On June 5, 2015, CPR President & CEO Noah Hanft delivered the keynote address at “ODR 2015,” held at Pace University Law School — an event that brought together the world’s leading online dispute resolution (ODR) practitioners, policymakers, entrepreneurs, members of the judiciary and academics.
Over the past few years, use of online dispute resolution has grown and matured in ways that are astonishing, both in the range of uses and the speed with which it has been embraced. Mediation and arbitration are rapidly moving online. Consumers, businesses and lawyers increasingly expect to be able to resolve any issues that arise 24 hours a day and 7 days a week, right from their laptops and tablets. Transactions also now routinely cross the globe, and disputants are unwilling to sort out complex issues of jurisdiction every time a problem crops up.
Enter ODR, which is the application of information and communications technology to the practice of dispute resolution. Demand is growing steadily.
In his keynote address, Hanft discussed how groundbreaking ideas such as ODR become realities, often overcoming significant odds and challenges, the resistance to change perhaps foremost among them. Hanft recognized the critical need for companies to secure their networks and protect the information of their business partners, customers and clients, as well as for legal systems to protect substantive rights and due process — but he stressed that “If the law is to stay relevant to the challenges presented by global and online business, the system must adapt to the new realities of a networked world.”

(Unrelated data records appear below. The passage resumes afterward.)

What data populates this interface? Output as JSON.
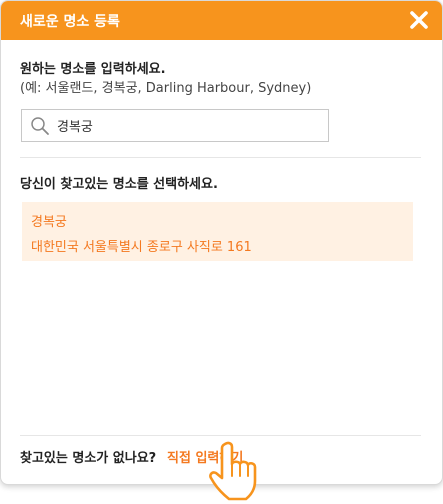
{
  "header": {
    "title": "새로운 명소 등록",
    "close_icon": "close-icon"
  },
  "search_section": {
    "title": "원하는 명소를 입력하세요.",
    "example": "(예: 서울랜드, 경복궁, Darling Harbour, Sydney)",
    "input_value": "경복궁",
    "icon": "search-icon"
  },
  "results_section": {
    "title": "당신이 찾고있는 명소를 선택하세요.",
    "items": [
      {
        "name": "경복궁",
        "address": "대한민국 서울특별시 종로구 사직로 161"
      }
    ]
  },
  "footer": {
    "question": "찾고있는 명소가 없나요?",
    "link": "직접 입력하기",
    "cursor_icon": "hand-pointer-icon"
  },
  "colors": {
    "accent": "#f7941d",
    "accent_text": "#f47920",
    "result_bg": "#fff1e3"
  }
}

Oddly enough, as Hanft noted, this may be an area in which government — not generally viewed as a leader in innovation — has surged ahead of the private market. For example, court cases in the US are filed online, documents are exchanged online, and depositions can be taken and testimony given by video.
One of ODR’s most compelling characteristics is its potential to extend the benefits of dispute resolution — matters handled more quickly and cost-effectively — to currently under-served populations. Among these are consumers that, with the simple click of a mouse, can become a party to a commercial transaction (and subsequent dispute) anywhere in the world. Hanft cited research by EBay and Pay Pal that shows that, as ODR expands access to effective dispute resolution, customer relationships and experiences are enhanced. “But if the filing fee, under a traditional ADR model, is more than the amount in dispute, this huge portion of the population is prevented from participating in this beneficial process,” Hanft explained. “Technology is rapidly leveling the playing field, offering a fair, effective and efficient dispute resolution process for all—consumers and companies, large and small, and for the full range of amounts in dispute.”
Hanft likened what he’s now seeing in ODR to his time in the Law Department at MasterCard, where he went on to become General Counsel, holding that post for 13 years. “For many years people predicted growth in debit cards. We take them for granted now, but adoption was slow and fraught with resistance. However, being able to access your bank account rather than a credit line made sense and all of a sudden it just happened! And now there are millions of debit cards. An industry that was viewed as adverse to technology is today awash in innovation with the ability to pay with a watch or a phone.”
In closing, Hanft predicted an exciting future for this rapidly developing dispute resolution platform. “Not tomorrow, but within the next five to ten years, much of arbitration will be online, and we won’t remember why we ever did it any other way. This will happen not purely because our global society is becoming more comfortable with technology, but because ODR will prove its usefulness and effectiveness again and again.”